Polystyrene—most familiarly produced as foams, including Styrofoam—has given the world cheap, lightweight insulation and containers for taking food to go. But the material biodegrades so slowly that it can sit in a landfill for hundreds of years. A new finding points to a potential solution: Mealworms will dine on polystyrene foam when they can’t get a better meal, converting up to 48% of what they eat into carbon dioxide (Environ. Sci. Technol. 2015, DOI: 10.1021/acs.est.5b02661).
To stem the tide of plastic waste, researchers have been searching for microbes or invertebrates that can biodegrade hydrocarbon-based polymers into inorganic compounds such as CO2 and water. In an effort to find creatures that might digest stubborn polystyrene, Jun Yang and Lei Jiang of Beihang University, in Beijing, along with their colleagues, tested mealworms—the tan, segmented larvae of the mealworm beetle. Mealworms are raised for pet food, and have even been proposed as a dietary protein supplement for people.

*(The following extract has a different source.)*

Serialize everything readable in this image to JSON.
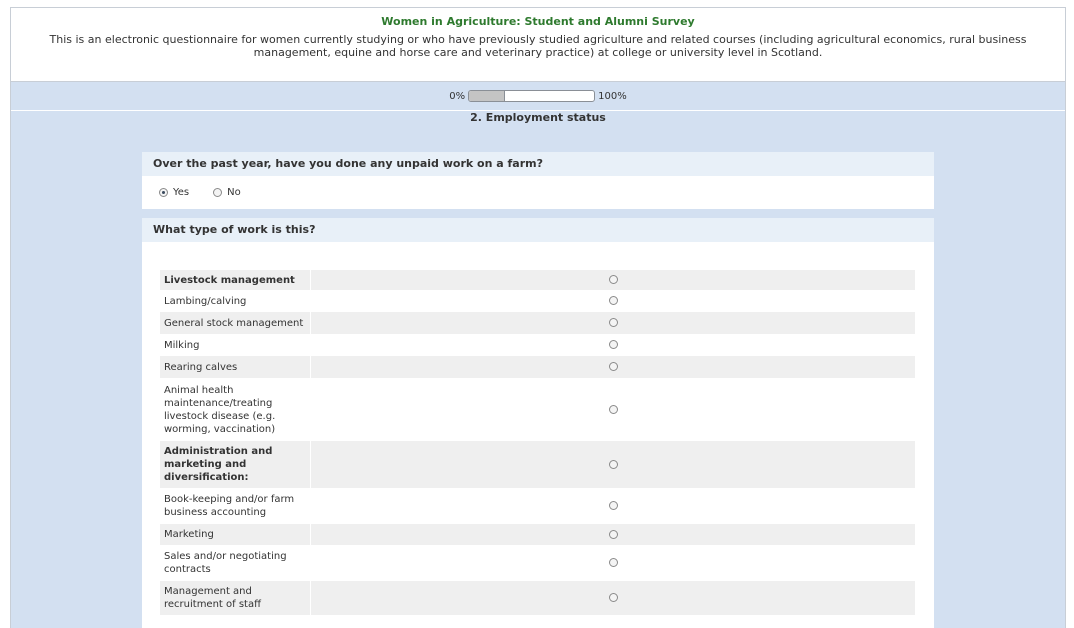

The larvae will eat polystyrene, the team found, though perhaps understandably, they prefer not to. “When we supply additional food like potatoes, mealworms will eat potatoes first,” Yang says. To see if the worms were biodegrading the plastic, the team set up three incubators: sealed glass jars each holding 40 worms and a 6 g block of polystyrene foam. The team then monitored the CO2 the mealworms produced. After 16 days, the researchers quantified the carbon in the remaining polystyrene, the mealworms, and the critters’ fecal matter using elemental analysis; they also analyzed the compounds in the worms’ feces with nuclear magnetic resonance.
The mealworms ate about a quarter of the foam, converting some of it to CO2 at a rate that increased throughout the experiment. At 16 days, they had converted 48% of the carbon they had eaten into CO2 and excreted 49% in their feces. Only 0.5% was incorporated into the worms’ bodies—comparable to the small amount of carbon termites absorb when eating wood. The compounds in the mealworms’ fecal matter had 20% lower molecular weight on average than the original polymers, indicating the polystyrene was degraded in their guts.
Yang and his team also showed that microbes in the mealworms’ guts were responsible for breaking down the polystyrene. When they gave the worms the antibiotic gentamicin, the polystyrene in their fecal matter no longer showed degradation (Environ. Sci. Technol. 2015, DOI: 10.1021/acs.est.5b02663).
To zero in on these polystyrene-splitting microbes, the team then isolated 13 bacterial cultures from the guts of the mealworms and grew them on polystyrene film. The most abundant was a strain of Exiguobacterium. Over two months, the bacteria made holes and cavities in the film, although the degradation was less efficient than in the mealworms’ guts.
Ramani Narayan, an expert in plastic biodegradation at Michigan State University, says the researchers have made an interesting discovery, but that it is not yet ready for practical application. He notes that about half of the polystyrene the mealworms eat is excreted back into the environment in fragments that may not be biodegradable and could carry toxins up the food chain.
Yang agrees that applying the discovery to manage waste—perhaps by engineering bacteria that could boost the reported biodegradation—may take time. Next, he and his colleagues hope to understand the mechanism and environmental factors responsible for degradation in the mealworms’ guts, and identify the bacterial enzymes and genes involved.